It defies logic, but that's exactly what happened. It comes down to George Winn, and his production of one of the best seasons ever by a UC running back. He carried the ball 243 times (5th all time) for 1,334 yards (2nd all Time) with 13 Touchdowns (tied 3rd all time). All of those numbers surpassed Pead's totals from his groundbreaking 2012 campaign. Oh and the running game made a great leap forward behind an offensive line that had three first time starters.
George Winn might simply be the best fit for a running back in the zone blocking scheme that UC had in the Butch Jones era. Winn is a one cut and go running back. He doesn't make defenders miss in the hole, if a scheme is defeated by the defense he didn't make something from nothing. What Winn did best was slowly, and methodically wear down defenses. He was the closest thing to a closer that the Bearcats have had since, arguably, Richard Hall or McKleskey.
What Winn did best, and what running backs have, for the most part failed to do during the Bearcats spread era, is wear on defenses as the game progresses. Winn however was at his best in the third and fourth quarters. 8 of his 13 TD's came in the second half. He ran for 21 first downs in the fourth quarter, more than in any other period. Perhaps my favorite stat of them all is this; in situations where the Bearcats were up my 15 or more points Winn averaged 6.9 yards per carry. Winn didn't just close games out. That doesn't really encompass all that he did this year. It would be more accurate to say that he ground opposing defenses into submission.
Whats interesting about his season looking back on it from the perspective of July was how he changed the narrative. It was assumed, certainly by myself and probably others. That George Winn was a placeholder for the younger, more agile, more talented backs on the roster. That eventually he would cede the reigns of the position to another, younger back, like Jameel Poteat or even one of the freshmen. After the Pitt game the gameplan changed. Winn was the feature back, and Ralph David Abernathy IV would be his main running mate.
In retrospect that was the correct decision. RDA4 brought a lot to the offense because he was such a good compliment to Winn. After battling a Rinoceros in shoulder pads for a few series, defenses would then have to go chase a cheetah around, with predictable results. Quatro touched the ball 97 times from scrimmage and scored 7 TD's, the average length of his touchdowns was 28 yards. It goes without saying, but that is phenomenal efficiency.

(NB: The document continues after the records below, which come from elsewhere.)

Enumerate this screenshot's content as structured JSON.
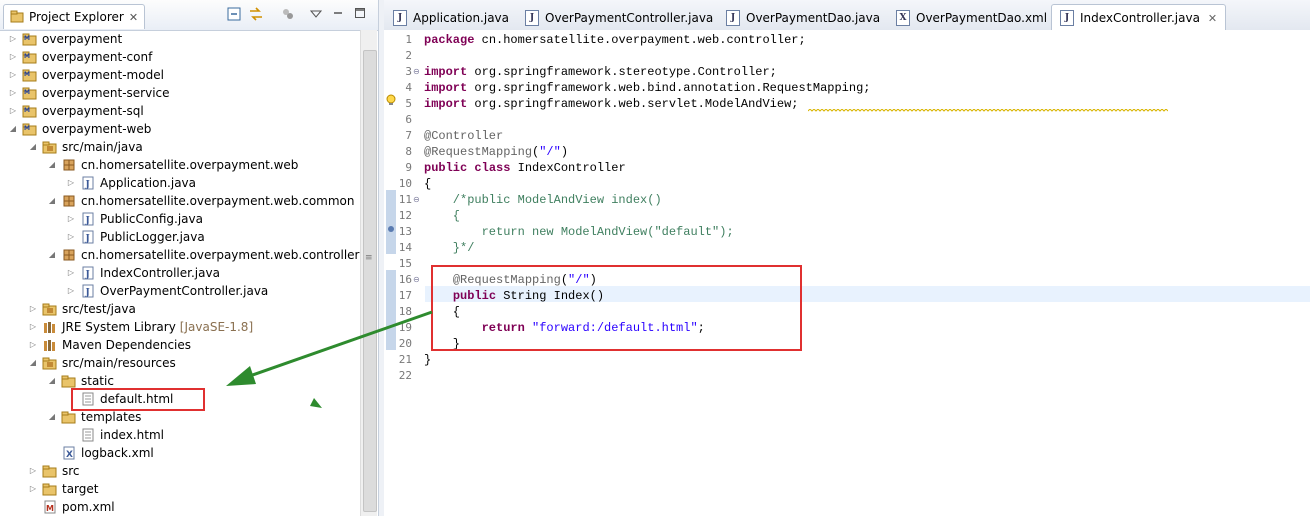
{
  "explorer": {
    "title": "Project Explorer",
    "close": "✕",
    "items": [
      {
        "label": "overpayment",
        "icon": "maven-project-icon",
        "twisty": "▷"
      },
      {
        "label": "overpayment-conf",
        "icon": "maven-project-icon",
        "twisty": "▷"
      },
      {
        "label": "overpayment-model",
        "icon": "maven-project-icon",
        "twisty": "▷"
      },
      {
        "label": "overpayment-service",
        "icon": "maven-project-icon",
        "twisty": "▷"
      },
      {
        "label": "overpayment-sql",
        "icon": "maven-project-icon",
        "twisty": "▷"
      },
      {
        "label": "overpayment-web",
        "icon": "maven-project-icon",
        "twisty": "◢"
      },
      {
        "label": "src/main/java",
        "icon": "source-folder-icon",
        "twisty": "◢"
      },
      {
        "label": "cn.homersatellite.overpayment.web",
        "icon": "package-icon",
        "twisty": "◢"
      },
      {
        "label": "Application.java",
        "icon": "java-file-icon",
        "twisty": "▷"
      },
      {
        "label": "cn.homersatellite.overpayment.web.common",
        "icon": "package-icon",
        "twisty": "◢"
      },
      {
        "label": "PublicConfig.java",
        "icon": "java-file-icon",
        "twisty": "▷"
      },
      {
        "label": "PublicLogger.java",
        "icon": "java-file-icon",
        "twisty": "▷"
      },
      {
        "label": "cn.homersatellite.overpayment.web.controller",
        "icon": "package-icon",
        "twisty": "◢"
      },
      {
        "label": "IndexController.java",
        "icon": "java-file-icon",
        "twisty": "▷"
      },
      {
        "label": "OverPaymentController.java",
        "icon": "java-file-icon",
        "twisty": "▷"
      },
      {
        "label": "src/test/java",
        "icon": "source-folder-icon",
        "twisty": "▷"
      },
      {
        "label": "JRE System Library",
        "extra": "[JavaSE-1.8]",
        "icon": "library-icon",
        "twisty": "▷"
      },
      {
        "label": "Maven Dependencies",
        "icon": "library-icon",
        "twisty": "▷"
      },
      {
        "label": "src/main/resources",
        "icon": "source-folder-icon",
        "twisty": "◢"
      },
      {
        "label": "static",
        "icon": "folder-icon",
        "twisty": "◢"
      },
      {
        "label": "default.html",
        "icon": "html-file-icon",
        "twisty": ""
      },
      {
        "label": "templates",
        "icon": "folder-icon",
        "twisty": "◢"
      },
      {
        "label": "index.html",
        "icon": "html-file-icon",
        "twisty": ""
      },
      {
        "label": "logback.xml",
        "icon": "xml-file-icon",
        "twisty": ""
      },
      {
        "label": "src",
        "icon": "folder-icon",
        "twisty": "▷"
      },
      {
        "label": "target",
        "icon": "folder-icon",
        "twisty": "▷"
      },
      {
        "label": "pom.xml",
        "icon": "maven-pom-icon",
        "twisty": ""
      }
    ]
  },
  "editor": {
    "tabs": [
      {
        "label": "Application.java",
        "icon": "J",
        "active": false
      },
      {
        "label": "OverPaymentController.java",
        "icon": "J",
        "active": false
      },
      {
        "label": "OverPaymentDao.java",
        "icon": "J",
        "active": false
      },
      {
        "label": "OverPaymentDao.xml",
        "icon": "X",
        "active": false
      },
      {
        "label": "IndexController.java",
        "icon": "J",
        "active": true
      }
    ],
    "tab_close": "✕",
    "lines": [
      {
        "n": "1",
        "fold": "",
        "tokens": [
          [
            "kw",
            "package"
          ],
          [
            "t",
            " cn.homersatellite.overpayment.web.controller;"
          ]
        ]
      },
      {
        "n": "2",
        "fold": "",
        "tokens": []
      },
      {
        "n": "3",
        "fold": "⊖",
        "tokens": [
          [
            "kw",
            "import"
          ],
          [
            "t",
            " org.springframework.stereotype.Controller;"
          ]
        ]
      },
      {
        "n": "4",
        "fold": "",
        "tokens": [
          [
            "kw",
            "import"
          ],
          [
            "t",
            " org.springframework.web.bind.annotation.RequestMapping;"
          ]
        ]
      },
      {
        "n": "5",
        "fold": "",
        "tokens": [
          [
            "kw",
            "import"
          ],
          [
            "t",
            " org.springframework.web.servlet.ModelAndView;"
          ]
        ]
      },
      {
        "n": "6",
        "fold": "",
        "tokens": []
      },
      {
        "n": "7",
        "fold": "",
        "tokens": [
          [
            "an",
            "@Controller"
          ]
        ]
      },
      {
        "n": "8",
        "fold": "",
        "tokens": [
          [
            "an",
            "@RequestMapping"
          ],
          [
            "t",
            "("
          ],
          [
            "st",
            "\"/\""
          ],
          [
            "t",
            ")"
          ]
        ]
      },
      {
        "n": "9",
        "fold": "",
        "tokens": [
          [
            "kw",
            "public"
          ],
          [
            "t",
            " "
          ],
          [
            "kw",
            "class"
          ],
          [
            "t",
            " IndexController"
          ]
        ]
      },
      {
        "n": "10",
        "fold": "",
        "tokens": [
          [
            "t",
            "{"
          ]
        ]
      },
      {
        "n": "11",
        "fold": "⊖",
        "tokens": [
          [
            "cm",
            "    /*public ModelAndView index()"
          ]
        ]
      },
      {
        "n": "12",
        "fold": "",
        "tokens": [
          [
            "cm",
            "    {"
          ]
        ]
      },
      {
        "n": "13",
        "fold": "",
        "tokens": [
          [
            "cm",
            "        return new ModelAndView(\"default\");"
          ]
        ]
      },
      {
        "n": "14",
        "fold": "",
        "tokens": [
          [
            "cm",
            "    }*/"
          ]
        ]
      },
      {
        "n": "15",
        "fold": "",
        "tokens": []
      },
      {
        "n": "16",
        "fold": "⊖",
        "tokens": [
          [
            "t",
            "    "
          ],
          [
            "an",
            "@RequestMapping"
          ],
          [
            "t",
            "("
          ],
          [
            "st",
            "\"/\""
          ],
          [
            "t",
            ")"
          ]
        ]
      },
      {
        "n": "17",
        "fold": "",
        "tokens": [
          [
            "t",
            "    "
          ],
          [
            "kw",
            "public"
          ],
          [
            "t",
            " String Index()"
          ]
        ]
      },
      {
        "n": "18",
        "fold": "",
        "tokens": [
          [
            "t",
            "    {"
          ]
        ]
      },
      {
        "n": "19",
        "fold": "",
        "tokens": [
          [
            "t",
            "        "
          ],
          [
            "kw",
            "return"
          ],
          [
            "t",
            " "
          ],
          [
            "st",
            "\"forward:/default.html\""
          ],
          [
            "t",
            ";"
          ]
        ]
      },
      {
        "n": "20",
        "fold": "",
        "tokens": [
          [
            "t",
            "    }"
          ]
        ]
      },
      {
        "n": "21",
        "fold": "",
        "tokens": [
          [
            "t",
            "}"
          ]
        ]
      },
      {
        "n": "22",
        "fold": "",
        "tokens": []
      }
    ]
  },
  "colors": {
    "highlight": "#e03030",
    "arrow": "#2e8b2e"
  }
}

The combination of Abernathy and Winn, while never explicitly the plan, served the Bearcats very well in 2013. The variation in the styles of those two backs made game planning for the Bearcats running game very difficult for opposing defensive coordinators.